Innovative Therapy Keeps Brain Cancer in Check


Moakley in TImes SquareIn June 2015, while gearing up for a summer of socializing, golfing and boating, Jack Moakley was diagnosed with glioblastoma. The common, aggressive and difficult-to-treat brain cancer has no known cure.

Earlier that year, he had noticed that he’d begun to drift to the left side of the road while driving. There were other unexplained symptoms, too: anxiety, coordination issues and a ghost taste and smell.

Moakley, 61 and a Falmouth resident, saw a neurologist at BIDMC. After a series of tests that pointed to glioblastoma, neurosurgeon Ekkehard M. Kasper, Ph.D., M.D., Co-Director of the Brain Tumor Program at the Cancer Center at BIDMC, performed surgery to remove a “lemon-sized” tumor from Moakley’s brain. The surgery was followed by radiation and chemotherapy.

 

Common Brain Tumor Type

Glioblastoma is the most common type of primary brain cancer in adults, representing about a third of the 24,000 malignant tumors of the brain or spinal cord diagnosed each year. It may spread quickly because it’s close to a large network of blood vessels in the brain.

As often happens with glioblastoma, Moakley’s tumor had invaded the brain and could not be entirely removed. His care team discovered that the tumor was growing again.

Neuro-oncologist Eric T. Wong, MD, Co-Director of the Brain Tumor Program at the Cancer Center at BIDMC, suggested a change in tactics: Tumor Treatment Fields (TTFields). This form of electromagnetic therapy was approved by the FDA for use in recurrent glioblastoma in 2011.

Unlike chemo, which impacts the entire body--healthy cells and tumor cells, TTFields is a localized treatment with low-intensity electrical waves that in themselves cause virtually no side-effects. The electrical waves affect only tumor cells as they divide and reproduce. The waves are delivered through an unusual cap-like system, which contains wires and electrodes applied to a shaved head.

Extending Survival

Although some doctors debate the effectiveness of TTFields, research in which Wong has participated indicates that the therapy extends the median survival of people with glioblastoma by five months and can stabilize the disease for as much as two years.

The treatment sometimes concerns patients because it must be worn at least 75 percent of the time. It can cause skin irritation, difficulty sleeping and bathing and concern about one’s appearance.

“You just have to ask yourself, if this thing can save or extend your life, is it worth it?” said Dr. Wong. “I cannot make that decision for you, and some individuals cannot get over the inconveniences and impacts of the treatment. But that is okay, I will find other solutions for them.”

Moakley set the concerns aside and never looked back. After nearly two years, his condition is stable. He continues to have MRIs every three months to check for tumor growth and returns to BIDMC biweekly for chemo infusions. He developed a collection of cool skull caps and again works, socializes, walks, bikes and golfs. He has even returned to his ultimate “happy place,” his boat, suitably named All In.
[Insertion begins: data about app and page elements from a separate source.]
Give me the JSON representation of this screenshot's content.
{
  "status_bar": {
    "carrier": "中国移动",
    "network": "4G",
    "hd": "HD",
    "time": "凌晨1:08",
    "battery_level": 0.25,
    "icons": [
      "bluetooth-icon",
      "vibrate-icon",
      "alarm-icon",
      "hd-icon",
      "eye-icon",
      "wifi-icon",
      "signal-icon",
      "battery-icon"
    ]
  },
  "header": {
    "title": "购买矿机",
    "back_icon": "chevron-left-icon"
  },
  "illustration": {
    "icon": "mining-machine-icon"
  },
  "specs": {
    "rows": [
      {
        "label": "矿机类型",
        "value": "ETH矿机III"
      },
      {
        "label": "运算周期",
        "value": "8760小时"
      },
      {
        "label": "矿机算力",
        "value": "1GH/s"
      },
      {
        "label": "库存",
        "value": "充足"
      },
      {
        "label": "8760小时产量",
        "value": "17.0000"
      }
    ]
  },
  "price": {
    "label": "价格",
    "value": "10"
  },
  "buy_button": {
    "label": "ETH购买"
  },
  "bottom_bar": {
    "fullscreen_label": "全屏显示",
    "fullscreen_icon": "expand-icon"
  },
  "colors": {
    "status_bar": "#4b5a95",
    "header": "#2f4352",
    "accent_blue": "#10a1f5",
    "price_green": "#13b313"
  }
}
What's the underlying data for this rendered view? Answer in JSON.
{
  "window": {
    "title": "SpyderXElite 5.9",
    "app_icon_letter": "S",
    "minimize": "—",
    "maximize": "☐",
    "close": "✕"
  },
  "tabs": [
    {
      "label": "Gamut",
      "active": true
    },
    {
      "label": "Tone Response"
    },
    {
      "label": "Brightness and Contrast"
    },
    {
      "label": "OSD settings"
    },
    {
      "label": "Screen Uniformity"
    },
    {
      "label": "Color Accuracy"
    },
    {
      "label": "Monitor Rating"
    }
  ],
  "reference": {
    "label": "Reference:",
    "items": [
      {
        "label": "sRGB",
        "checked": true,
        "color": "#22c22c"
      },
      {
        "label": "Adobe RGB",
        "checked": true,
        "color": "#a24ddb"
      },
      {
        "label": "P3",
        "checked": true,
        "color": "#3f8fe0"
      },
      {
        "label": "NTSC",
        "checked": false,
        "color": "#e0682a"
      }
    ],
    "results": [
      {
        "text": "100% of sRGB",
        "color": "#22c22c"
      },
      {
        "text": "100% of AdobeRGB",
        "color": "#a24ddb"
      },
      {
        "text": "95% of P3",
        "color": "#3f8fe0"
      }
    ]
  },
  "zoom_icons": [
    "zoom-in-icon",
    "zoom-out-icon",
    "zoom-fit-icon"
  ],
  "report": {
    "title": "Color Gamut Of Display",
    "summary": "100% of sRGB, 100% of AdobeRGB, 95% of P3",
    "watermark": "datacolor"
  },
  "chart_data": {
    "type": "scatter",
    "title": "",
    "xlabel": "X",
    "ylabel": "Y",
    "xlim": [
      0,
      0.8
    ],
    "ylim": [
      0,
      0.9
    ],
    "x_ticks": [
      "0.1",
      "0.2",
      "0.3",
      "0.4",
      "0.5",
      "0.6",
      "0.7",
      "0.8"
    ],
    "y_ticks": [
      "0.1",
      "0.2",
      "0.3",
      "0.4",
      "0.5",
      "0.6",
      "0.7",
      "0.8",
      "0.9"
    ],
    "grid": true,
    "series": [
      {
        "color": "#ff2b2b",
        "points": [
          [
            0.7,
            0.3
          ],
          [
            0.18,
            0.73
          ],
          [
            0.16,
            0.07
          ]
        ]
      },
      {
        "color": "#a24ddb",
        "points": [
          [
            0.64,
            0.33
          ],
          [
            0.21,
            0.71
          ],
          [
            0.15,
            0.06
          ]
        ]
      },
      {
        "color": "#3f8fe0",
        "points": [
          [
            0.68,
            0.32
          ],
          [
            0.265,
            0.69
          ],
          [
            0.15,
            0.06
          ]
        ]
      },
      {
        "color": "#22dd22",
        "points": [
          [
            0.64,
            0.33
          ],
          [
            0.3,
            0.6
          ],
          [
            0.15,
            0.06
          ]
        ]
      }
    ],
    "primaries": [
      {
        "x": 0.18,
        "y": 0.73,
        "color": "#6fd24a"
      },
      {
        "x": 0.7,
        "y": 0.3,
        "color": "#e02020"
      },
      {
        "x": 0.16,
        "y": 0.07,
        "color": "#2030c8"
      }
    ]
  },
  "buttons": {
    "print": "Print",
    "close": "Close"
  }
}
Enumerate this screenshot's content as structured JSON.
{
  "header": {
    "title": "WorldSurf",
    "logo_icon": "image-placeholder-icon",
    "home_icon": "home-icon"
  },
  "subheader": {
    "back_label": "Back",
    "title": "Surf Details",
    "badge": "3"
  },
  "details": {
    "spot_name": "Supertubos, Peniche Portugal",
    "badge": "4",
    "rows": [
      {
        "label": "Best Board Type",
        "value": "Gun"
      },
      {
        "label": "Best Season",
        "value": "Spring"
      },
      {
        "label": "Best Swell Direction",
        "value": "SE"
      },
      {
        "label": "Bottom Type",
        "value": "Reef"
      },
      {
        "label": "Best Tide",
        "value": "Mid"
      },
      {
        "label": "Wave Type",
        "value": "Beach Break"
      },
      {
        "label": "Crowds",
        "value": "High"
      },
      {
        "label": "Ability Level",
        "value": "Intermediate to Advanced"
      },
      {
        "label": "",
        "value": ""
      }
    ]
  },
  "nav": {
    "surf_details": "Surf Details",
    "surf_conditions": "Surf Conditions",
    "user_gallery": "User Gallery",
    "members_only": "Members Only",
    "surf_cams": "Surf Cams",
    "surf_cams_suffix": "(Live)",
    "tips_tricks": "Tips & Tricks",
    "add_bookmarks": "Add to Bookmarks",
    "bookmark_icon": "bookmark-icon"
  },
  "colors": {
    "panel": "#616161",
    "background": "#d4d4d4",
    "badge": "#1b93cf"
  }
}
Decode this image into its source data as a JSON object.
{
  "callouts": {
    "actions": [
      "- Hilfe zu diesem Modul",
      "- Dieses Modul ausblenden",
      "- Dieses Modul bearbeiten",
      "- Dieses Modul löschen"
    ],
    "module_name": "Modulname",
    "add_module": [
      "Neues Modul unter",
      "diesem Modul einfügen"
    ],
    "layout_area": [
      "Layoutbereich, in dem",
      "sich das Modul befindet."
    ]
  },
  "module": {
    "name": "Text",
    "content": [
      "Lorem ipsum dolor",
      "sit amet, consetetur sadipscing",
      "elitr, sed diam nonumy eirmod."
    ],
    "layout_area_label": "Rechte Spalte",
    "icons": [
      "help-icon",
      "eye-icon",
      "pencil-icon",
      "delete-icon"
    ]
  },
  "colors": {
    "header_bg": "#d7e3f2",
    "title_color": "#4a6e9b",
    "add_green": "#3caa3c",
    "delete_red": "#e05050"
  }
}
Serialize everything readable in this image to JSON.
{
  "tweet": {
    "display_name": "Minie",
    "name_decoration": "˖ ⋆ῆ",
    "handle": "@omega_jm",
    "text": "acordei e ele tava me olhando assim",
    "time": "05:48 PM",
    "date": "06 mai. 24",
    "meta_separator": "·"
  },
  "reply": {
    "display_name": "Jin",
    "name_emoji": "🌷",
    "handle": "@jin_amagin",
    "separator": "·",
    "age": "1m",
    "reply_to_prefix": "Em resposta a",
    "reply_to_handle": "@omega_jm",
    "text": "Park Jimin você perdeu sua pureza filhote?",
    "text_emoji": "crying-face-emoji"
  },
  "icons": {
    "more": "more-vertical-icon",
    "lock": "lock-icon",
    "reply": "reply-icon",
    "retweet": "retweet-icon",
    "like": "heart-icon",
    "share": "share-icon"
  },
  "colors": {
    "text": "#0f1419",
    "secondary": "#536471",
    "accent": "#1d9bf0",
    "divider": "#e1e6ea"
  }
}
Once you get used to TTFields, Moakley said, “Life can be anything you want it to be. The only limitation is your mind.”